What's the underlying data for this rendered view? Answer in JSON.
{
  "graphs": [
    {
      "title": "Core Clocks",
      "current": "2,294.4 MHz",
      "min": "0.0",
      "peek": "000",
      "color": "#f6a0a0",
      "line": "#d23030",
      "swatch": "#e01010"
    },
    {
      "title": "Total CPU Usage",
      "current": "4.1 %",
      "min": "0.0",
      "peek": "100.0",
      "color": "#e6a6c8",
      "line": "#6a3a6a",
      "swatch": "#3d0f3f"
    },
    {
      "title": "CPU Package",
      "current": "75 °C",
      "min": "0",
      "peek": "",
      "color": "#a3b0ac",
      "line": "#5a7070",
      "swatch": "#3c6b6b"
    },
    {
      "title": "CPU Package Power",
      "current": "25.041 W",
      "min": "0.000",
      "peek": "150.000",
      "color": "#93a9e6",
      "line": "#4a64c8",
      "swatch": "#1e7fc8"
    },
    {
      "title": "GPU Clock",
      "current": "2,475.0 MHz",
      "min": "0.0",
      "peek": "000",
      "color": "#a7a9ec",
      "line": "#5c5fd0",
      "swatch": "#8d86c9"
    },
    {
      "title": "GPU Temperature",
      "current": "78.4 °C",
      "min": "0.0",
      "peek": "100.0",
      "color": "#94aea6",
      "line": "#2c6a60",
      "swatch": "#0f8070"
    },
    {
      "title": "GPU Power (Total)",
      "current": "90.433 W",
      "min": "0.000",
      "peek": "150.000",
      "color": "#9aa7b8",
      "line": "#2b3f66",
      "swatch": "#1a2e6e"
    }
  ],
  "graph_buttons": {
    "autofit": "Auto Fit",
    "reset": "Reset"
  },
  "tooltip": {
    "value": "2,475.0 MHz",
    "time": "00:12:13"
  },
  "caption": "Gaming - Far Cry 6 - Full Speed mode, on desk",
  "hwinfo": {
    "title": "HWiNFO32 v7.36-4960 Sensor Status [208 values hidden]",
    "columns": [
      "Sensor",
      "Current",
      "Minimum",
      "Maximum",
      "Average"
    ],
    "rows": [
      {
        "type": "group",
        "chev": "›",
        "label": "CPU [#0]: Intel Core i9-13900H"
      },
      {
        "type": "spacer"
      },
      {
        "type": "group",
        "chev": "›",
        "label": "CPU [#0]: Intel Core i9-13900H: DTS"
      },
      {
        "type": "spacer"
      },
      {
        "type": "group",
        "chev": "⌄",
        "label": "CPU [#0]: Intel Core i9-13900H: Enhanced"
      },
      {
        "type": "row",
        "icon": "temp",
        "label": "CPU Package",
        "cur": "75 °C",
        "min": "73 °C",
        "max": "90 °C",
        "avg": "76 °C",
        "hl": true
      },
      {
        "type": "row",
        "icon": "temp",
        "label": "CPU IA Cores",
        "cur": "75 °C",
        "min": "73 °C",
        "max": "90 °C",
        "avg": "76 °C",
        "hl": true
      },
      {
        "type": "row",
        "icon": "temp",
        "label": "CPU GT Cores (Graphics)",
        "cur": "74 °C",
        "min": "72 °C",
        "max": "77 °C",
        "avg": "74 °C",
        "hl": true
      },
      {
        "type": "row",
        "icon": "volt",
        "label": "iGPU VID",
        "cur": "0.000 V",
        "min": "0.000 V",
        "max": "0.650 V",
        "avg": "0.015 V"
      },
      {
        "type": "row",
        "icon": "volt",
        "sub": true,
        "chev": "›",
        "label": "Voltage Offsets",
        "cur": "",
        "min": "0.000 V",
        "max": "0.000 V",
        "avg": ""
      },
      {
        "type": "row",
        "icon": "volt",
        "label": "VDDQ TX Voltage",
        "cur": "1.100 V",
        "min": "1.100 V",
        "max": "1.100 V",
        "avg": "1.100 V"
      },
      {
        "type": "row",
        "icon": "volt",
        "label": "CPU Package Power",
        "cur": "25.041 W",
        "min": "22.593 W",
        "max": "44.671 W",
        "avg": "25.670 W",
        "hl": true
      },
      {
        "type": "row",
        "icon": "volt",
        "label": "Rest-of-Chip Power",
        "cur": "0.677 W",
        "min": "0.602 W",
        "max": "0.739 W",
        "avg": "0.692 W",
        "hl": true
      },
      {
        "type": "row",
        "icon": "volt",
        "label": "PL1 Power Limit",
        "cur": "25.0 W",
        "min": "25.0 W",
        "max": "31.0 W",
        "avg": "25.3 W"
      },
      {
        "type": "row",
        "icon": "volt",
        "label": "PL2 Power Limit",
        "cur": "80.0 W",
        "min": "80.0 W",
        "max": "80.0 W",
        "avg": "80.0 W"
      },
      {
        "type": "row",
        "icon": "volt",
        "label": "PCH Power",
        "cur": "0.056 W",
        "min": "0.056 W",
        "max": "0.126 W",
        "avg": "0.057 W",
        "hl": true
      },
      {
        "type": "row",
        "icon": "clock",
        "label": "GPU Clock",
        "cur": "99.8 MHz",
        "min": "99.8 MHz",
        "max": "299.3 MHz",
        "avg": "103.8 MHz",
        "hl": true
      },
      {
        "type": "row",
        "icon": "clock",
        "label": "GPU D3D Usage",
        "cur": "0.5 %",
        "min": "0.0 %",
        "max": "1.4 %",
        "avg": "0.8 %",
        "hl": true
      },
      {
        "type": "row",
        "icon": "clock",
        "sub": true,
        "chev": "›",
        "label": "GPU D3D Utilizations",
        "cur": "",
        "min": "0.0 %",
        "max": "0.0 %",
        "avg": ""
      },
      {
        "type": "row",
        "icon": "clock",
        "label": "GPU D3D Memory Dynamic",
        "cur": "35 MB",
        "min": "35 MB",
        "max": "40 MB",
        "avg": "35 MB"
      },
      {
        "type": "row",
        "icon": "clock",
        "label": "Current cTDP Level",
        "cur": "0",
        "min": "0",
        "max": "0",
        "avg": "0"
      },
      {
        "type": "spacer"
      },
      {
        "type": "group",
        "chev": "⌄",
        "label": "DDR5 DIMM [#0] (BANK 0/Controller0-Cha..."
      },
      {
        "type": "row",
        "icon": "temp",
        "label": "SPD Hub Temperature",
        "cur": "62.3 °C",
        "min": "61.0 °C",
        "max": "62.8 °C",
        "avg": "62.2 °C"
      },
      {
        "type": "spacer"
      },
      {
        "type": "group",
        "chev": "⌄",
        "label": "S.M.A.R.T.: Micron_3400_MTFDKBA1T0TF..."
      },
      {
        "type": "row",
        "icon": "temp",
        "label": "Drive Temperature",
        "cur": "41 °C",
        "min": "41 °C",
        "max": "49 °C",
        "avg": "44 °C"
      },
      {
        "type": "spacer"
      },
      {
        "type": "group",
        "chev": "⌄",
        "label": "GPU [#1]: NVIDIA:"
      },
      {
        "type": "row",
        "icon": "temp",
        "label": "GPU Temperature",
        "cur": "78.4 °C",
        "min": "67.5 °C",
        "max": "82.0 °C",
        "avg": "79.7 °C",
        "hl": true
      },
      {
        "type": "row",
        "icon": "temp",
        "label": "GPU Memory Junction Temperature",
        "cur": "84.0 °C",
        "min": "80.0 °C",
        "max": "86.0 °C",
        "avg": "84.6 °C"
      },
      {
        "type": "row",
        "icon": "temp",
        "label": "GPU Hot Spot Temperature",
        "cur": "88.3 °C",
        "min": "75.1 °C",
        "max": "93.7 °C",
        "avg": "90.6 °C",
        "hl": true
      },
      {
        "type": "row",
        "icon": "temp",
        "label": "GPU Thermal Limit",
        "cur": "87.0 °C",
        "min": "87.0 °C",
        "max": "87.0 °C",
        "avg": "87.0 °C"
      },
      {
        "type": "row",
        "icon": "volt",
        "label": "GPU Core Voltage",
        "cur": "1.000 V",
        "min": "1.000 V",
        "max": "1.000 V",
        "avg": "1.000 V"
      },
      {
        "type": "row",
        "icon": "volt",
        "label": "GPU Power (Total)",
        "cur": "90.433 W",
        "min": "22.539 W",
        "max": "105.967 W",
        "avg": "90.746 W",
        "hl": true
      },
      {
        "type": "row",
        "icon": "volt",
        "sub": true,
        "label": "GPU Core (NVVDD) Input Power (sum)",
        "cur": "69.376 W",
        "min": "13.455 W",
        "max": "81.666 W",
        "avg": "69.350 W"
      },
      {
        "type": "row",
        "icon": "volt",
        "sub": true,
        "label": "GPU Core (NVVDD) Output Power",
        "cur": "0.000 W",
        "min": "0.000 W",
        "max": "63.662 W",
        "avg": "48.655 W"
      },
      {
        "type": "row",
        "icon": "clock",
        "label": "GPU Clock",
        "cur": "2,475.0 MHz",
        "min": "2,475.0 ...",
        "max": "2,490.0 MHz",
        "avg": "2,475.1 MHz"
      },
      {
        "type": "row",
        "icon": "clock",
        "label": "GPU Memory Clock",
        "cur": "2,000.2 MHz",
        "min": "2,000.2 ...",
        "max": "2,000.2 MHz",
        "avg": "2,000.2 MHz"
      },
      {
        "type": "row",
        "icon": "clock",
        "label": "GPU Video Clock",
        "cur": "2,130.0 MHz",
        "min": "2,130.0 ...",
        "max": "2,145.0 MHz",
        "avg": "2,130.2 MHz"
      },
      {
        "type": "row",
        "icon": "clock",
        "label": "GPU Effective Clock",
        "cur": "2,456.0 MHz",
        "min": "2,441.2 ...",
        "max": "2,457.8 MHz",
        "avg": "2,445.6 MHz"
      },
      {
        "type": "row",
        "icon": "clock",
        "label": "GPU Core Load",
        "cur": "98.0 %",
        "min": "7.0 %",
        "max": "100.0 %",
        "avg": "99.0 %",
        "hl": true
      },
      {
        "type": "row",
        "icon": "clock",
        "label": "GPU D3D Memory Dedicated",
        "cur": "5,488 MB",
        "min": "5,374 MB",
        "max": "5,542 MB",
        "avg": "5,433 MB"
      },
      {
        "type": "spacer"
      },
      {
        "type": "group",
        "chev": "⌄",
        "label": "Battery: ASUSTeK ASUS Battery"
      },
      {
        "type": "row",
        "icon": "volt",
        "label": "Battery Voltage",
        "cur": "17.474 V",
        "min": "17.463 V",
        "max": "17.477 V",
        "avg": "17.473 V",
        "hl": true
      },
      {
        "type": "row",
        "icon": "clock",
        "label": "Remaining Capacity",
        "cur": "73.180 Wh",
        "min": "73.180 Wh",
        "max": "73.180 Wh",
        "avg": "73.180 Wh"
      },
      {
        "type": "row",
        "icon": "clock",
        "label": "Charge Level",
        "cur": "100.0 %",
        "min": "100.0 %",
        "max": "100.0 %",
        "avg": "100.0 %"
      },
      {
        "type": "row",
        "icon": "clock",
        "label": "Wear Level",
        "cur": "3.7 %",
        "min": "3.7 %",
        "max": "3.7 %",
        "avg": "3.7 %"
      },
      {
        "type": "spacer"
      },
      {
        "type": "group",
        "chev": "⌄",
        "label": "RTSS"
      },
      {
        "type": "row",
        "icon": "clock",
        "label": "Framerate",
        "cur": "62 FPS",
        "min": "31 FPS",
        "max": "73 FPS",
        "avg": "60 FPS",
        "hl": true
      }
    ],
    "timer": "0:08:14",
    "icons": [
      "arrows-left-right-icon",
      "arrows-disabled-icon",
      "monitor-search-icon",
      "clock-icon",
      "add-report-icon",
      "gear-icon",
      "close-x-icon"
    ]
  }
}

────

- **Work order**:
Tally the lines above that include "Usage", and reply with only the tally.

- **Solved exercise**:
2